The experience of the data transformation process for provenance data thus suggests that in a SW environment descriptive manuscript data serves a different purpose than traditional manuscript description. The more that descriptions are standardized and embedded with external authorities in the description process, the more interoperability problems will be avoided during a transformation process (Hyvönen, 2010). In other words, where traditional manuscript description serves the human reader, manuscript description intended for use in a SW environment must also serve the needs of a computer's ability to read the data.

The research and lessons learned presented in this paper thus advance current methods and practices of manuscript description in a SW environment. The theoretical and practical insights into the computational representation of the history and provenance of manuscripts demonstrate the value of iterative and discursive collaboration between those invested in manuscript research and those invested in semantic computing research. Diminishing the distance between these two poles enriches the intellectual enterprise of digital humanities research while at the same time building more robust and effective tools for research. While this project focused on manuscript studies, we firmly believe that our experience can be applied to future digital humanities work in any field or discipline.

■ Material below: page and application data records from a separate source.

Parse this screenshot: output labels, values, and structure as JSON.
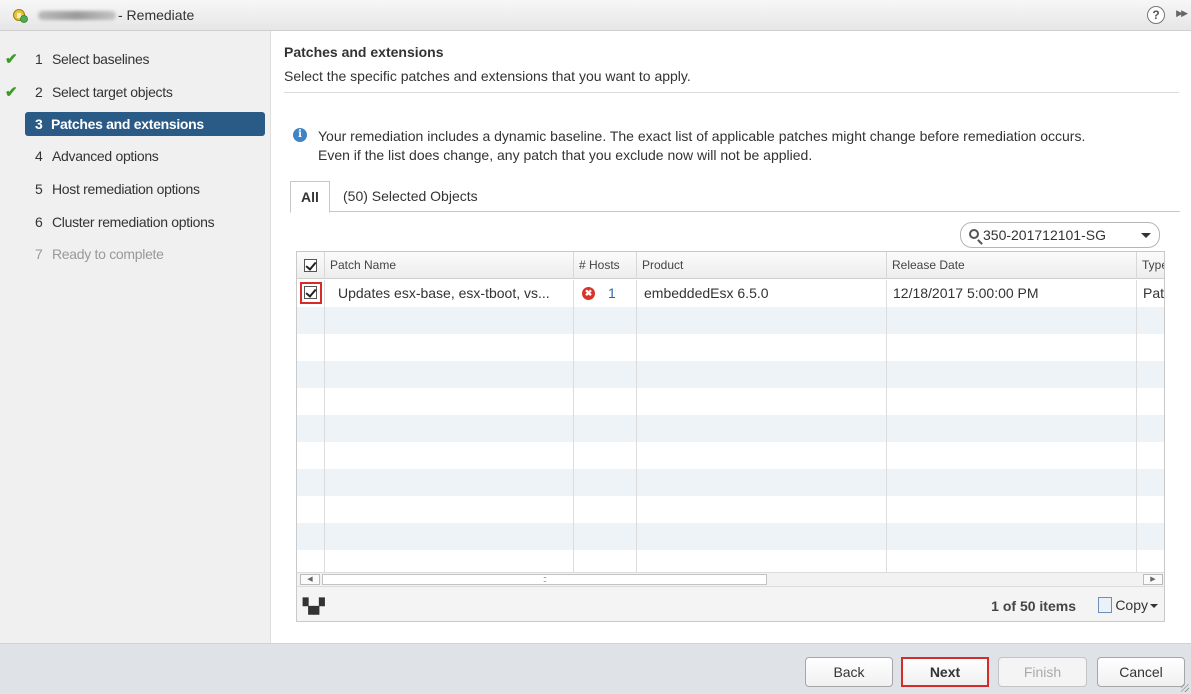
{
  "window": {
    "title": "- Remediate",
    "help_label": "?",
    "expand_label": "▶▶"
  },
  "steps": [
    {
      "num": "1",
      "label": "Select baselines",
      "state": "done",
      "check": "✔"
    },
    {
      "num": "2",
      "label": "Select target objects",
      "state": "done",
      "check": "✔"
    },
    {
      "num": "3",
      "label": "Patches and extensions",
      "state": "active"
    },
    {
      "num": "4",
      "label": "Advanced options",
      "state": "pending"
    },
    {
      "num": "5",
      "label": "Host remediation options",
      "state": "pending"
    },
    {
      "num": "6",
      "label": "Cluster remediation options",
      "state": "pending"
    },
    {
      "num": "7",
      "label": "Ready to complete",
      "state": "disabled"
    }
  ],
  "main": {
    "heading": "Patches and extensions",
    "subheading": "Select the specific patches and extensions that you want to apply.",
    "info_icon": "i",
    "info_line1": "Your remediation includes a dynamic baseline. The exact list of applicable patches might change before remediation occurs.",
    "info_line2": "Even if the list does change, any patch that you exclude now will not be applied.",
    "tabs": [
      {
        "label": "All",
        "active": true
      },
      {
        "label": "(50) Selected Objects",
        "active": false
      }
    ],
    "filter": {
      "value": "350-201712101-SG"
    }
  },
  "grid": {
    "columns": [
      "Patch Name",
      "# Hosts",
      "Product",
      "Release Date",
      "Type"
    ],
    "rows": [
      {
        "checked": true,
        "patch_name": "Updates esx-base, esx-tboot, vs...",
        "hosts_icon": "✖",
        "hosts": "1",
        "product": "embeddedEsx 6.5.0",
        "release_date": "12/18/2017 5:00:00 PM",
        "type": "Patch"
      }
    ],
    "scroll": {
      "left_arrow": "◀",
      "right_arrow": "▶",
      "grip": "::"
    },
    "footer": {
      "count": "1 of 50 items",
      "copy_label": "Copy",
      "binoculars": "▚▞"
    }
  },
  "buttons": {
    "back": "Back",
    "next": "Next",
    "finish": "Finish",
    "cancel": "Cancel"
  },
  "colors": {
    "accent": "#2a5a86",
    "check": "#3a9d23",
    "highlight": "#d52b2b",
    "info": "#3f84c6",
    "error": "#d8342c"
  }
}
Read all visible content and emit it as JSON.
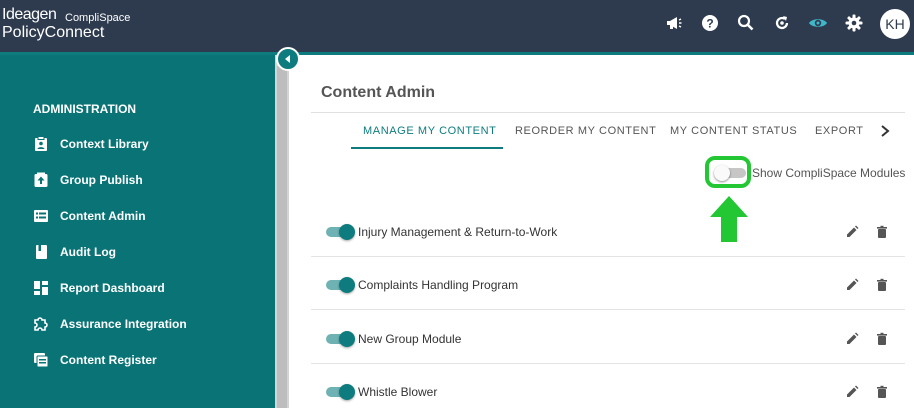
{
  "header": {
    "brand": "Ideagen",
    "sub_brand": "CompliSpace",
    "product": "PolicyConnect",
    "icons": [
      "megaphone-icon",
      "help-icon",
      "search-icon",
      "refresh-icon",
      "eye-icon",
      "gear-icon"
    ],
    "avatar_initials": "KH",
    "colors": {
      "bar": "#2e3b4e",
      "accent": "#0e7c7f",
      "active_icon": "#3fb7c8"
    }
  },
  "sidebar": {
    "heading": "ADMINISTRATION",
    "items": [
      {
        "label": "Context Library",
        "icon": "clipboard-icon"
      },
      {
        "label": "Group Publish",
        "icon": "publish-icon"
      },
      {
        "label": "Content Admin",
        "icon": "list-icon"
      },
      {
        "label": "Audit Log",
        "icon": "book-icon"
      },
      {
        "label": "Report Dashboard",
        "icon": "dashboard-icon"
      },
      {
        "label": "Assurance Integration",
        "icon": "puzzle-icon"
      },
      {
        "label": "Content Register",
        "icon": "register-icon"
      }
    ],
    "colors": {
      "background": "#0a7376"
    }
  },
  "main": {
    "title": "Content Admin",
    "tabs": [
      {
        "label": "MANAGE MY CONTENT",
        "active": true
      },
      {
        "label": "REORDER MY CONTENT",
        "active": false
      },
      {
        "label": "MY CONTENT STATUS",
        "active": false
      },
      {
        "label": "EXPORT MY CONTENT",
        "active": false
      }
    ],
    "show_modules": {
      "label": "Show CompliSpace Modules",
      "checked": false
    },
    "highlight_color": "#22c733",
    "rows": [
      {
        "name": "Injury Management & Return-to-Work",
        "enabled": true
      },
      {
        "name": "Complaints Handling Program",
        "enabled": true
      },
      {
        "name": "New Group Module",
        "enabled": true
      },
      {
        "name": "Whistle Blower",
        "enabled": true
      }
    ]
  }
}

This work was funded by the Trans-Atlantic Platform under its Digging into Data Challenge37 for 2017–2020. The project was led by the University of Oxford, in partnership with the University of Pennsylvania, Aalto University, and Helsinki Centre for Digital Humanities (HELDIG) at the University of Helsinki, and the Institut de recherche et d'histoire des textes (IRHT). The authors wish to acknowledge CSC—IT Center for Science, Finland, for computational resources. The transformation of the Oxford Manuscript data into RDF builds upon earlier work by the OXLOD project. Authors who contributed to the writing of this paper are named first, followed (in alphabetical order) by authors who made a substantial contribution to the work reported here. The authors acknowledge the contributions of the following: Antoine Brix (IRHT), Petri Leskinen (Aalto University), Synnøve Myking (IRHT), Pierre-Louis Pinault (IRHT), and Pip Willcox (University of Oxford).


  1. 1 For example, most projects mentioned and detailed in Birnbaum et al. (2017).
  2. 2 https://sdbm.library.upenn.edu
  3. 3 https://tei-c.org/release/doc/tei-p5-doc/en/html/MS.html
  4. 4 https://www.w3.org/standards/semanticweb
  5. 5 http://cidoc-crm.org
  6. 6 https://www.ifla.org/publications/node/11240
  7. 7 http://dm2e.eu
  8. 8 https://github.com/bodleian/consolidated-tei-schema
  9. 9 https://github.com/bodleian/medieval-mss
  10. 10 https://medieval.bodleian.ox.ac.uk/
  11. 11 https://github.com/isl/Mapping-Memory-Manager
  12. 12 https://sdbm.library.upenn.edu/static/docs/SDBM_data_explanation2019.pdf
  13. 13 https://sdbm.library.upenn.edu/pages/SPARQL%20Data%20Model
  14. 14 https://sdbm.library.upenn.edu/sparql-space
  15. 15 http://erlangen-crm.org
  16. 16 https://sdbm.library.upenn.edu/pages/SDBM%20Place%20Authority
  17. 17 https://www.getty.edu/research/tools/vocabularies/tgn/about.html
  18. 18 http://vocab.getty.edu/doc/
  19. 19 https://github.com/mapping-manuscript-migrations/mmm-data-conversion
  20. 20 https://github.com/jiemakel/recon
  21. 21 https://www.go-fair.org/fair-principles/
  22. 22 https://zenodo.org/record/4440464
  23. 23 http://www.ldf.fi/dataset/mmm
  24. 24 https://mappingmanuscriptmigrations.org
  25. 25 The public SPARQL endpoint: http://ldf.fi/mmm/sparql
  26. 26 https://www.w3.org/TR/sparql11-service-description/
  27. 27 https://www.w3.org/TR/void/
  28. 28 https://jena.apache.org/documentation/fuseki2/
  29. 29 https://nodejs.org/en/
  30. 30 https://expressjs.com
  31. 31 https://reactjs.org
  32. 32 https://redux.js.org
  33. 33 The Sampo-UI API is documented at https://mappingmanuscriptmigrations.org/api-docs
  34. 34 https://www.researchspace.com/
  35. 35 http://personal-research-domain-burrows.nodegoat.net/
  36. 36 The SPARQL query to retrieve the ratios of liturgical manuscripts in Yasgui: https://api.triplydb.com/s/yLQuKxaiM
  37. 37 https://diggingintodata.org